The History of Nursing (HoN) Northern Ireland is a very active network of mostly retired nurses who enjoy discovering and documenting their local history. The group had its inaugural meeting on 2 February 1995. A recently found hand written sheet (unsigned) remarks that “On a number of occasions when I met Miss Peggy Nuttall at meetings in London she said I should start a branch of the Nursing History Society in Northern Ireland. I decided that I could not face her again if I had not got on with it.”
Miss Mona Grey, the first RCN Secretary in NI and first NI CNO was a strong supporter of the Nursing History Society and was in attendance at the first meeting in Belfast.
Initially the group took part in an oral history project recording the narratives of senior nurses many of whom had trained prior to the establishment of the NHS. A number of these had served in WW2.
In 2010, the network embarked on an ambitious project to capture the narratives of nurses who had worked during the period of civil unrest known as the Troubles. Interest in participating in this was much greater than we could ever have hoped for. Nurses wanted their stories told, many of which were harrowing accounts of caring for casualties of bombings, shootings and “tarring and feathering”. All of the narratives, to which all network committee members had contributed, were published in 2013 in the book Nurses’ Voices from the Northern Ireland Troubles. The book subsequently inspired an hour-long BBC NI documentary, “Nurses on the Frontline.”
In 2016 all, the nurses who had contributed to the book were invited to a celebratory evening in Belfast City Hall to join several hundred others when the nurses of Belfast were awarded the Freedom of the City.
As the centenary events of WW1 approached the network with HLF, support gathered information about local nurses who had served in WW1. This project produced a booklet Nurses’ Voices from WW1, the NI connection and included five pop-up displays. As a group, we have been delighted with the community interest in this project and have given a number of talks relating to the part nurses played in WW1.
I have been a member of HoN NI since 2009 and chairperson since 2010. Our “committee” meet monthly to plan and develop the next project. Presently we are planning to capture the narratives of nurses who went out in the first cardiac ambulance with the mobile defibrillator, which was developed here in Belfast by Professor Pantridge. We are also looking to mark the contribution of a number of local nurses to WW2 in recognition of the 75 anniversary of VE day next year and of course, we will be remembering the 200th anniversary of Florence Nightingale.

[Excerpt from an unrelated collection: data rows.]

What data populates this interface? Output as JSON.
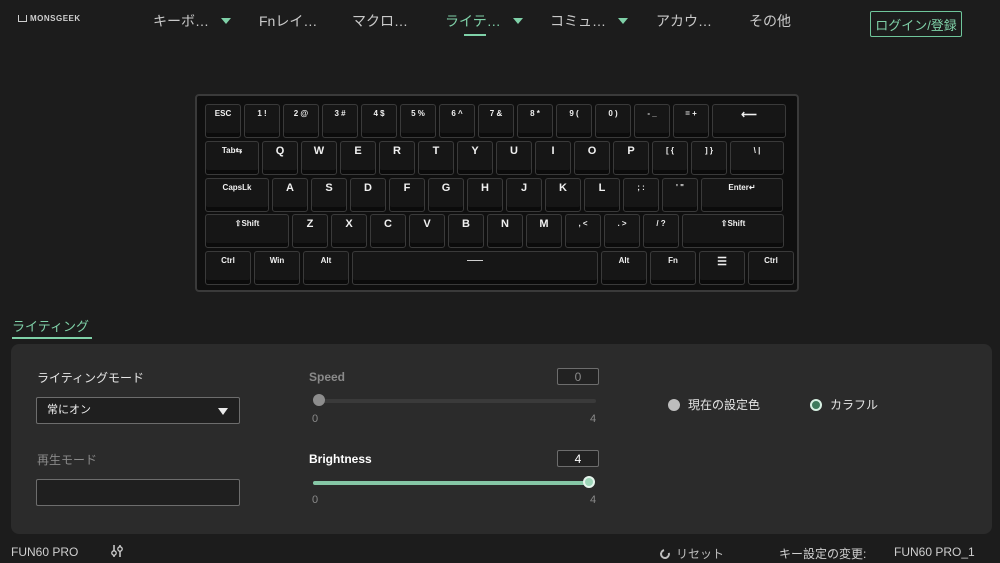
{
  "brand": {
    "logo_text": "MONSGEEK"
  },
  "nav": {
    "items": [
      {
        "label": "キーボ…",
        "dropdown": true
      },
      {
        "label": "Fnレイ…",
        "dropdown": false
      },
      {
        "label": "マクロ…",
        "dropdown": false
      },
      {
        "label": "ライテ…",
        "dropdown": true,
        "active": true
      },
      {
        "label": "コミュ…",
        "dropdown": true
      },
      {
        "label": "アカウ…",
        "dropdown": false
      },
      {
        "label": "その他",
        "dropdown": false
      }
    ],
    "login_label": "ログイン/登録"
  },
  "keyboard": {
    "rows": [
      [
        "ESC",
        "1 !",
        "2 @",
        "3 #",
        "4 $",
        "5 %",
        "6 ^",
        "7 &",
        "8 *",
        "9 (",
        "0 )",
        "- _",
        "= +",
        "⟵"
      ],
      [
        "Tab⇆",
        "Q",
        "W",
        "E",
        "R",
        "T",
        "Y",
        "U",
        "I",
        "O",
        "P",
        "[ {",
        "] }",
        "\\ |"
      ],
      [
        "CapsLk",
        "A",
        "S",
        "D",
        "F",
        "G",
        "H",
        "J",
        "K",
        "L",
        "; :",
        "' \"",
        "Enter↵"
      ],
      [
        "⇧Shift",
        "Z",
        "X",
        "C",
        "V",
        "B",
        "N",
        "M",
        ", <",
        ". >",
        "/ ?",
        "⇧Shift"
      ],
      [
        "Ctrl",
        "Win",
        "Alt",
        "——",
        "Alt",
        "Fn",
        "☰",
        "Ctrl"
      ]
    ]
  },
  "lighting": {
    "section_title": "ライティング",
    "mode_label": "ライティングモード",
    "mode_value": "常にオン",
    "playback_label": "再生モード",
    "playback_value": "",
    "speed": {
      "label": "Speed",
      "value": "0",
      "min": "0",
      "max": "4",
      "fraction": 0
    },
    "brightness": {
      "label": "Brightness",
      "value": "4",
      "min": "0",
      "max": "4",
      "fraction": 1
    },
    "color_options": [
      {
        "label": "現在の設定色",
        "selected": false
      },
      {
        "label": "カラフル",
        "selected": true
      }
    ]
  },
  "footer": {
    "device_name": "FUN60 PRO",
    "reset_label": "リセット",
    "keyset_label": "キー設定の変更:",
    "profile_name": "FUN60 PRO_1"
  },
  "colors": {
    "accent": "#7fd1a8",
    "background": "#1c1c1c",
    "panel": "#2b2b2b"
  }
}
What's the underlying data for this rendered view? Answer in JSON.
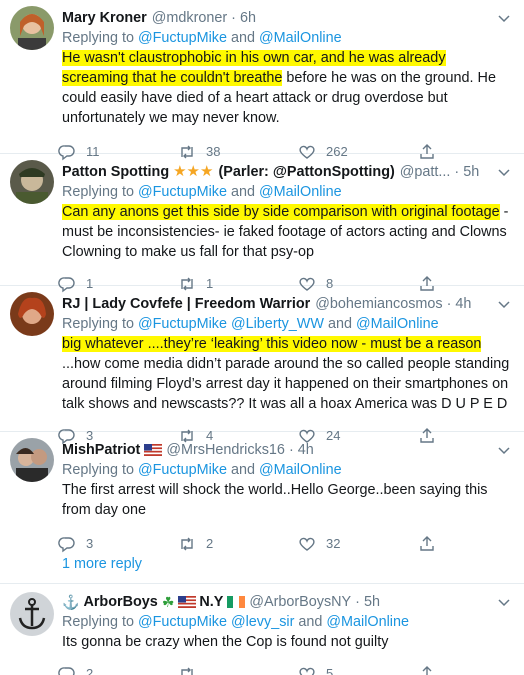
{
  "tweets": [
    {
      "name": "Mary Kroner",
      "handle": "@mdkroner",
      "time": "6h",
      "replying_prefix": "Replying to ",
      "replying_link_1": "@FuctupMike",
      "replying_and": " and ",
      "replying_link_2": "@MailOnline",
      "text_hl": "He wasn't claustrophobic in his own car, and he was already screaming that he couldn't breathe",
      "text_rest": " before he was on the ground. He could easily have died of a heart attack or drug overdose but unfortunately we may never know.",
      "replies": "11",
      "retweets": "38",
      "likes": "262"
    },
    {
      "name": "Patton Spotting",
      "name_suffix": "(Parler: @PattonSpotting)",
      "handle": "@patt...",
      "time": "5h",
      "replying_prefix": "Replying to ",
      "replying_link_1": "@FuctupMike",
      "replying_and": " and ",
      "replying_link_2": "@MailOnline",
      "text_hl": "Can any anons get this side by side comparison with original footage",
      "text_rest": " - must be inconsistencies- ie faked footage of actors acting and Clowns Clowning to make us fall for that psy-op",
      "replies": "1",
      "retweets": "1",
      "likes": "8"
    },
    {
      "name": "RJ | Lady Covfefe | Freedom Warrior",
      "handle": "@bohemiancosmos",
      "time": "4h",
      "replying_prefix": "Replying to ",
      "replying_link_1": "@FuctupMike",
      "replying_link_2": "@Liberty_WW",
      "replying_and": " and ",
      "replying_link_3": "@MailOnline",
      "text_hl": "big whatever ....they’re ‘leaking’ this video now - must be a reason",
      "text_rest": " ...how come media didn’t parade around the so called people standing around filming Floyd’s arrest day it happened on their smartphones on talk shows and newscasts??  It was all a hoax America was D U P E D",
      "replies": "3",
      "retweets": "4",
      "likes": "24"
    },
    {
      "name": "MishPatriot",
      "handle": "@MrsHendricks16",
      "time": "4h",
      "replying_prefix": "Replying to ",
      "replying_link_1": "@FuctupMike",
      "replying_and": " and ",
      "replying_link_2": "@MailOnline",
      "text": "The first arrest will shock the world..Hello George..been saying this from day one",
      "replies": "3",
      "retweets": "2",
      "likes": "32"
    },
    {
      "name_prefix": "⚓",
      "name": "ArborBoys",
      "name_mid": "☘",
      "name_tail": "N.Y",
      "handle": "@ArborBoysNY",
      "time": "5h",
      "replying_prefix": "Replying to ",
      "replying_link_1": "@FuctupMike",
      "replying_link_2": "@levy_sir",
      "replying_and": " and ",
      "replying_link_3": "@MailOnline",
      "text": "Its gonna be crazy when the Cop is found not guilty",
      "replies": "2",
      "retweets": "",
      "likes": "5"
    }
  ],
  "more_reply_label": "1 more reply",
  "separator": "·",
  "stars": "★★★",
  "colors": {
    "link": "#1b95e0",
    "highlight": "#fff900",
    "muted": "#657786"
  }
}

This group of enthusiasts has grown in number with each project. Each year we plan a seminar to attract a wider audience to promote our nursing history. This year we hope to celebrate 100years of nurse registration. There is lots of our nursing history to capture!
Anyone who wishes to know more about our group can contact the Belfast office.